Early instances
Apicius, Delaware re culinaria, an early collection of recipes.

The earliest identified published recipes date to 1730 BC and were recorded on cuneiform capsules found in Mesopotamia.

Different early written recipes day from around 1600 BC and originate from an Akkadian tablet from southern Babylonia. There’s also operates in old Egyptian hieroglyphs depicting the preparation of food.

Many old Greek recipes are known. Mithaecus’s cook book was an early one, but most of it’s been lost; Athenaeus estimates one short menu in his Deipnosophistae. Athenaeus describes a great many other cookbooks, all of them lost.
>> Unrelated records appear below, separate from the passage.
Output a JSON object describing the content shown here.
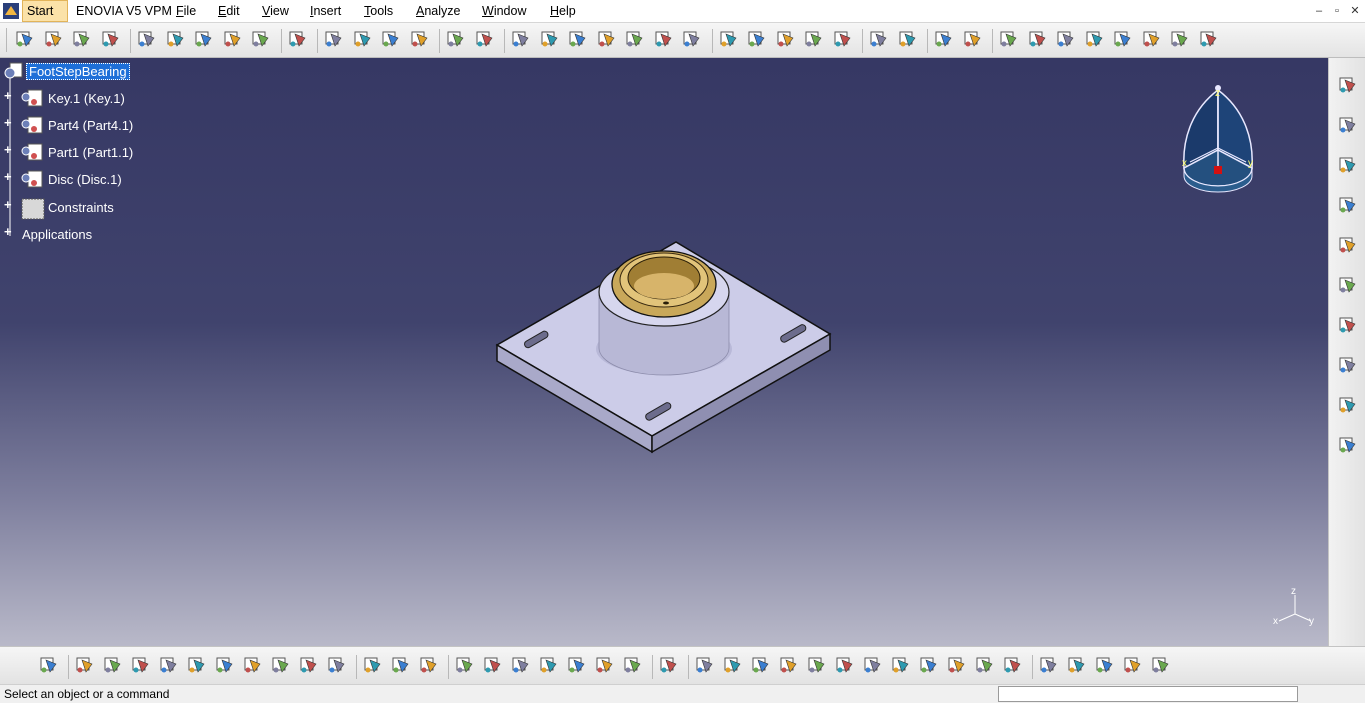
{
  "menubar": {
    "items": [
      "Start",
      "ENOVIA V5 VPM",
      "File",
      "Edit",
      "View",
      "Insert",
      "Tools",
      "Analyze",
      "Window",
      "Help"
    ]
  },
  "window_controls": [
    "–",
    "▫",
    "✕"
  ],
  "tree": {
    "root": "FootStepBearing",
    "children": [
      "Key.1 (Key.1)",
      "Part4 (Part4.1)",
      "Part1 (Part1.1)",
      "Disc (Disc.1)",
      "Constraints",
      "Applications"
    ]
  },
  "compass": {
    "z": "z",
    "x": "x",
    "y": "y"
  },
  "axis_triad": {
    "z": "z",
    "x": "x",
    "y": "y"
  },
  "status": {
    "text": "Select an object or a command"
  },
  "colors": {
    "viewport_top": "#363864",
    "viewport_bottom": "#b9b9c9",
    "plate": "#c9c9e6",
    "bushing": "#c9a85a",
    "selection": "#1e6fd8"
  },
  "icons": {
    "top_toolbar": [
      "product-icon",
      "component-icon",
      "existing-component-icon",
      "existing-component-position-icon",
      "snap-icon",
      "smart-move-icon",
      "explode-icon",
      "stop-manipulation-icon",
      "reorder-icon",
      "bill-of-material-icon",
      "point-icon",
      "spline-icon",
      "circle-icon",
      "plane-icon",
      "join-icon",
      "extract-icon",
      "pad-icon",
      "pocket-icon",
      "hole-icon",
      "shaft-icon",
      "groove-icon",
      "fillet-icon",
      "chamfer-icon",
      "draft-icon",
      "shell-icon",
      "thickness-icon",
      "split-icon",
      "measure-icon",
      "clash-icon",
      "distance-icon",
      "section-icon",
      "sketch-icon",
      "boolean-icon",
      "catalog-icon",
      "publication-icon",
      "scene-icon",
      "annotation-icon",
      "view-icon",
      "update-icon",
      "parameters-icon"
    ],
    "right_toolbar": [
      "gear-icon",
      "select-arrow-icon",
      "manipulation-icon",
      "new-component-icon",
      "replace-icon",
      "reorder-product-icon",
      "constraint-coincidence-icon",
      "constraint-contact-icon",
      "constraint-offset-icon",
      "grid-icon"
    ],
    "bottom_toolbar": [
      "sketcher-icon",
      "new-file-icon",
      "open-file-icon",
      "save-icon",
      "print-icon",
      "cut-icon",
      "copy-icon",
      "paste-icon",
      "undo-icon",
      "redo-icon",
      "help-icon",
      "measure-between-icon",
      "measure-item-icon",
      "weight-icon",
      "formula-icon",
      "comment-icon",
      "design-table-icon",
      "table-icon",
      "knowledge-icon",
      "lock-icon",
      "rules-icon",
      "capture-icon",
      "fly-mode-icon",
      "fit-all-icon",
      "pan-icon",
      "rotate-icon",
      "zoom-in-icon",
      "zoom-out-icon",
      "normal-view-icon",
      "multi-view-icon",
      "isometric-view-icon",
      "shading-icon",
      "hide-show-icon",
      "swap-visible-icon",
      "sketch-tool-icon",
      "update-all-icon",
      "options-icon",
      "catalog-browser-icon",
      "catia-logo"
    ]
  }
}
Roman recipes are known starting in the second century BCE with Cato the Elder’s P Agri Cultura. Several authors of the period defined eastern Mediterranean cooking in Greek and in Latin. Some Punic recipes are known in Greek and Latin translation.
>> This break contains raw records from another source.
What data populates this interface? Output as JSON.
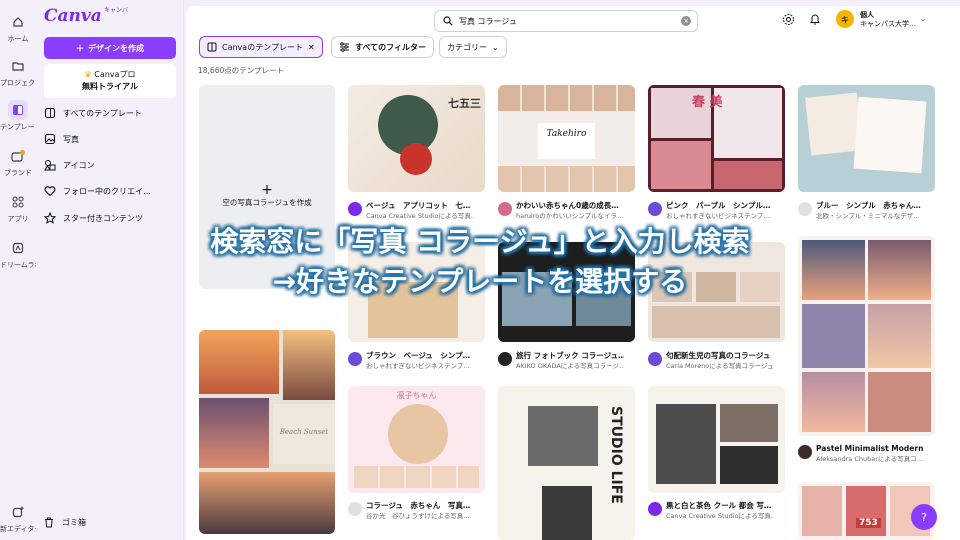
{
  "rail": {
    "items": [
      {
        "label": "ホーム",
        "icon": "home-icon"
      },
      {
        "label": "プロジェクト",
        "icon": "folder-icon"
      },
      {
        "label": "テンプレート",
        "icon": "template-icon"
      },
      {
        "label": "ブランド",
        "icon": "brand-icon"
      },
      {
        "label": "アプリ",
        "icon": "apps-icon"
      },
      {
        "label": "ドリームラボ",
        "icon": "dream-lab-icon"
      }
    ],
    "bottom": {
      "label": "新エディター",
      "icon": "new-editor-icon"
    }
  },
  "sidebar": {
    "logo": "Canva",
    "logo_sub": "キャンバ",
    "create_button": "デザインを作成",
    "pro_title": "Canvaプロ",
    "pro_sub": "無料トライアル",
    "nav": [
      {
        "label": "すべてのテンプレート",
        "icon": "template-icon"
      },
      {
        "label": "写真",
        "icon": "photo-icon"
      },
      {
        "label": "アイコン",
        "icon": "shapes-icon"
      },
      {
        "label": "フォロー中のクリエイ…",
        "icon": "heart-icon"
      },
      {
        "label": "スター付きコンテンツ",
        "icon": "star-icon"
      }
    ],
    "trash": "ゴミ箱"
  },
  "header": {
    "search_value": "写真 コラージュ",
    "account_type": "個人",
    "account_name": "キャンパス大学…",
    "avatar_initial": "キ"
  },
  "filters": {
    "chip_selected": "Canvaのテンプレート",
    "chip_all": "すべてのフィルター",
    "chip_category": "カテゴリー"
  },
  "result_count": "18,660点のテンプレート",
  "blank_card": "空の写真コラージュを作成",
  "cards": [
    {
      "title": "ベージュ　アプリコット　七…",
      "sub": "Canva Creative Studioによる写真…",
      "tag": "七五三"
    },
    {
      "title": "かわいい赤ちゃん0歳の成長…",
      "sub": "haruiroのかわいいシンプルなイラ…",
      "tag": "Takehiro"
    },
    {
      "title": "ピンク　パープル　シンプル…",
      "sub": "おしゃれすぎないビジネステンプ…",
      "tag": "春 美"
    },
    {
      "title": "ブルー　シンプル　赤ちゃん…",
      "sub": "北欧・シンプル・ミニマルなデザ…",
      "tag": ""
    },
    {
      "title": "ブラウン　ベージュ　シンプ…",
      "sub": "おしゃれすぎないビジネステンプ…",
      "tag": ""
    },
    {
      "title": "旅行 フォトブック コラージュ…",
      "sub": "AKIKO OKADAによる写真コラージ…",
      "tag": ""
    },
    {
      "title": "匂配新生児の写真のコラージュ",
      "sub": "Carla Morenoによる写真コラージュ",
      "tag": ""
    },
    {
      "title": "Pastel Minimalist Modern T…",
      "sub": "Aleksandra Chubarによる写真コ…",
      "tag": ""
    },
    {
      "title": "コラージュ　赤ちゃん　写真…",
      "sub": "谷か光　谷ひょうすけによる写真…",
      "tag": "凛子ちゃん"
    },
    {
      "title": "黒と白と茶色 クール 都会 写…",
      "sub": "Canva Creative Studioによる写真…",
      "tag": ""
    },
    {
      "title": "Beach Sunset",
      "sub": "",
      "tag": ""
    },
    {
      "title": "STUDIO LIFE",
      "sub": "",
      "tag": ""
    },
    {
      "title": "753",
      "sub": "",
      "tag": ""
    }
  ],
  "overlay": {
    "line1": "検索窓に「写真 コラージュ」と入力し検索",
    "line2": "→好きなテンプレートを選択する"
  },
  "help_label": "?",
  "colors": {
    "accent": "#8b3dff",
    "overlay_outline": "#2a7fb8"
  }
}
The large assortment of recipes Delaware re coquinaria, conventionally titled Apicius, seemed in the 4th or 5th century and is the only total remaining cook book from the conventional world. It lists the classes offered in meals as Gustatio (appetizer), Primae Mensae (main course) and Secundae Mensae (dessert). Each recipe begins with the Latin order “Take…,” “Recipe….”

Arabic recipes are reported starting in the 10th century; see al-Warraq and al-Baghdadi.

The earliest formula in Persian times from the 14th century. Several recipes have survived from the time of Safavids, including Karnameh (1521) by Mohammad Ali Bavarchi, which include the preparing training in excess of 130 different recipes and pastries, and Madat-ol-Hayat (1597) by Nurollah Ashpaz. Menu books from the Qajar time are numerous, the most significant being Khorak-ha-ye Irani by prince Nader Mirza.

Master Richard II of England commissioned a formula guide named Forme of Cury in 1390, and about the same time frame, another guide was published called Curye on Inglish, “cury” meaning cooking. Equally books provide the feeling of how food for the noble classes was prepared and served in Britain at that time. The magnificent taste of the aristocracy in the Early Modern Period brought with it the begin of so what can be called the current recipe book. By the 15th century, numerous manuscripts were showing outlining the recipes of the day. Many of these manuscripts give excellent information and report the re-discovery of many herbs and herbs including coriander, parsley, basil and peppermint, many of which have been brought back from the Crusades.